It’s that time of year when we often review our accomplishments and set goals for the coming year. It’s a natural time to wind down, take stock and do some reflection. Maybe you have a challenging new fitness goal in mind, or want to up your game as a leader. Or it could be that you’re determined to start saving for the anniversary trip you’ve thought about for quite some time.
Whatever your goals, it’s easy to get derailed midway between aspiration and achievement. To be honest, it’s easy to get derailed before even getting started.
Existing habits can interfere with realizing your aspirations. For example, a coaching client told me the other day that she wants to start doing something creative again but hasn’t been able to find the time. Then she confessed that she’d developed the habit of watching TV in the evening: a show she doesn’t even like! Replacing that habit with a new habit of doing something artistic would be very satisfying.
Unfortunately, it takes a lot of effort to get traction on goal achievement. Our brains need to employ resource-intensive capabilities to override existing habits and exercise self-control. My coaching client will need to find a cue that will help her replace the existing habit of clicking on that TV show and settling into some mindless watching in order to use the time for a creative activity.
What if I told you there’s a proven technique that helps build new habits? Actually, there are a number of them but here I want to explore something called an Implementation Intention (click for a more detailed description). Here’s the basic framework and then I’ll walk you through the way I work with them step by step.
The basic framework is to create an “If/then” formula: If I am in circumstance x, then I will do y in order to achieve goal z.
The idea is to pre-think how you will respond to a particular situation, rather than trying to muster the resources in the moment.

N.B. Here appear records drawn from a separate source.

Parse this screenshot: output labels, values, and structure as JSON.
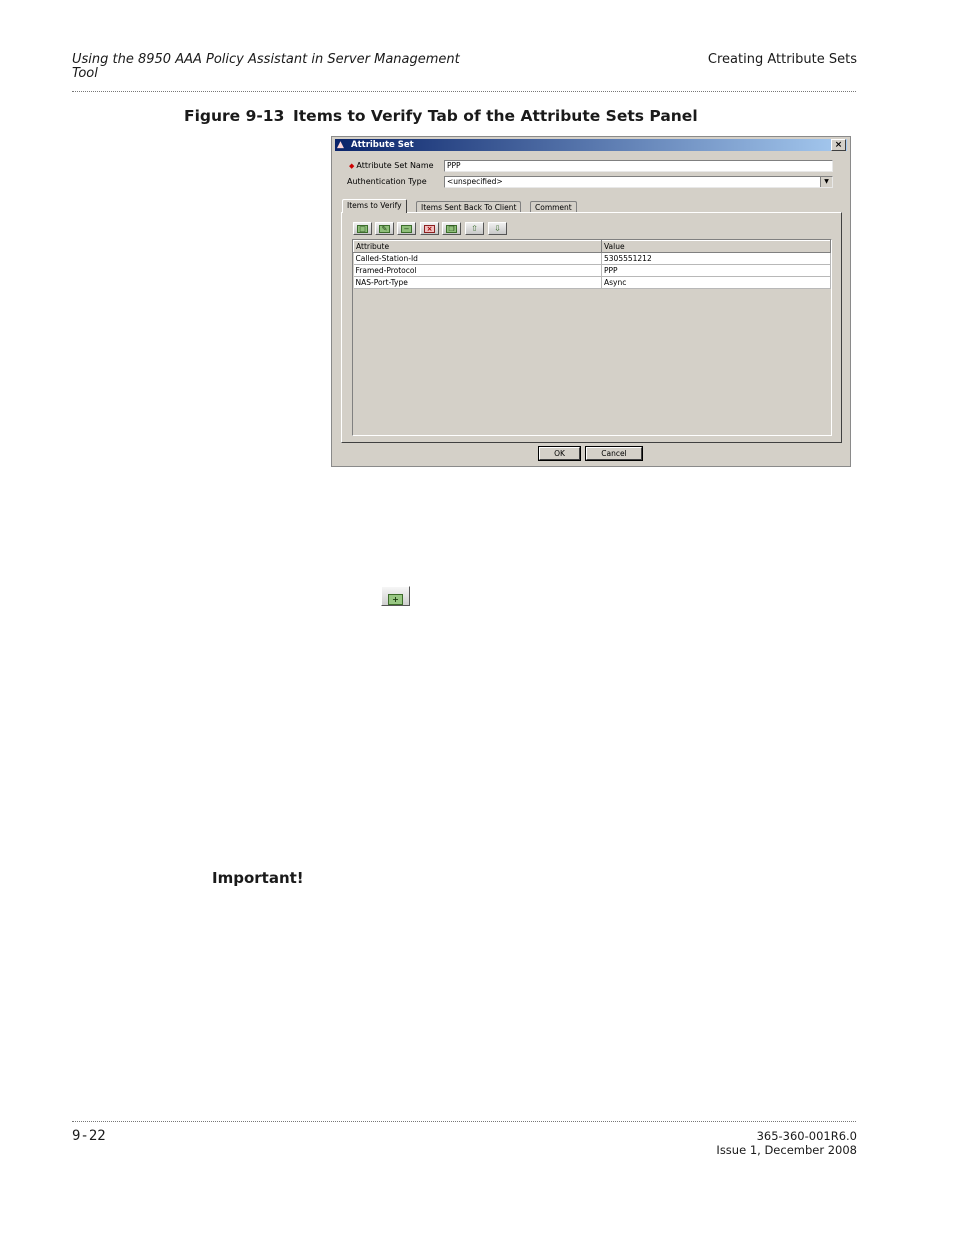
{
  "header": {
    "left_title": "Using the 8950 AAA Policy Assistant in Server Management Tool",
    "right_title": "Creating Attribute Sets"
  },
  "figure": {
    "number": "Figure 9-13",
    "caption": "Items to Verify Tab of the Attribute Sets Panel"
  },
  "dialog": {
    "title": "Attribute Set",
    "attribute_set_name_label": "Attribute Set Name",
    "attribute_set_name_value": "PPP",
    "authentication_type_label": "Authentication Type",
    "authentication_type_value": "<unspecified>",
    "tabs": [
      "Items to Verify",
      "Items Sent Back To Client",
      "Comment"
    ],
    "active_tab": "Items to Verify",
    "toolbar_icons": [
      "add-icon",
      "edit-icon",
      "remove-icon",
      "delete-icon",
      "copy-icon",
      "move-up-icon",
      "move-down-icon"
    ],
    "table": {
      "columns": [
        "Attribute",
        "Value"
      ],
      "rows": [
        [
          "Called-Station-Id",
          "5305551212"
        ],
        [
          "Framed-Protocol",
          "PPP"
        ],
        [
          "NAS-Port-Type",
          "Async"
        ]
      ]
    },
    "ok_label": "OK",
    "cancel_label": "Cancel"
  },
  "body": {
    "important_label": "Important!"
  },
  "footer": {
    "page_number": "9-22",
    "doc_number": "365-360-001R6.0",
    "issue": "Issue 1, December 2008"
  }
}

You are also identifying a cue or a prompt, something that can remind you to engage in the desired behavior. And linking the behavior to a broader goal can be very motivating.
Let’s use my client’s aspiration as an example:
Step One: Once you’ve got a few goals you want to work on, identify which of them lend themselves to becoming habitual. Not every goal can be achieved by having an Implementation Intention. They seem to work best for something you are looking to make into a regular practice, something you would like to engage in by default. My client wanted to build the habit of engaging in a creative activity at home in the evening.
Step Two: Get clear on behavior you want to engage in (perhaps “as opposed to” your current behavior). For example, ”Instead of watching two hours of TV at night, I will work on a needlepoint project.”
Step Three: Identify an “If” or a “when,” a situation that is likely to provoke the behavior that you are trying to replace. For example, “When I have finished dinner and cleaned up, I will pick up my needlepoint project instead of picking up the TV remote.”
Step Four: Link this intention to a broader goal. For example, this Implementation Intention relates my client’s goals of wellbeing and creative expression. She also linked it to her aspiration of connecting meaningfully with other people: she likes to give her completed projects as gifts.
Creating an Implementation Intention sounds almost simplistic, but it is a proven approach to jumpstarting progress on a goal. Try it! What do you have to lose except maybe an old habit that’s not serving you?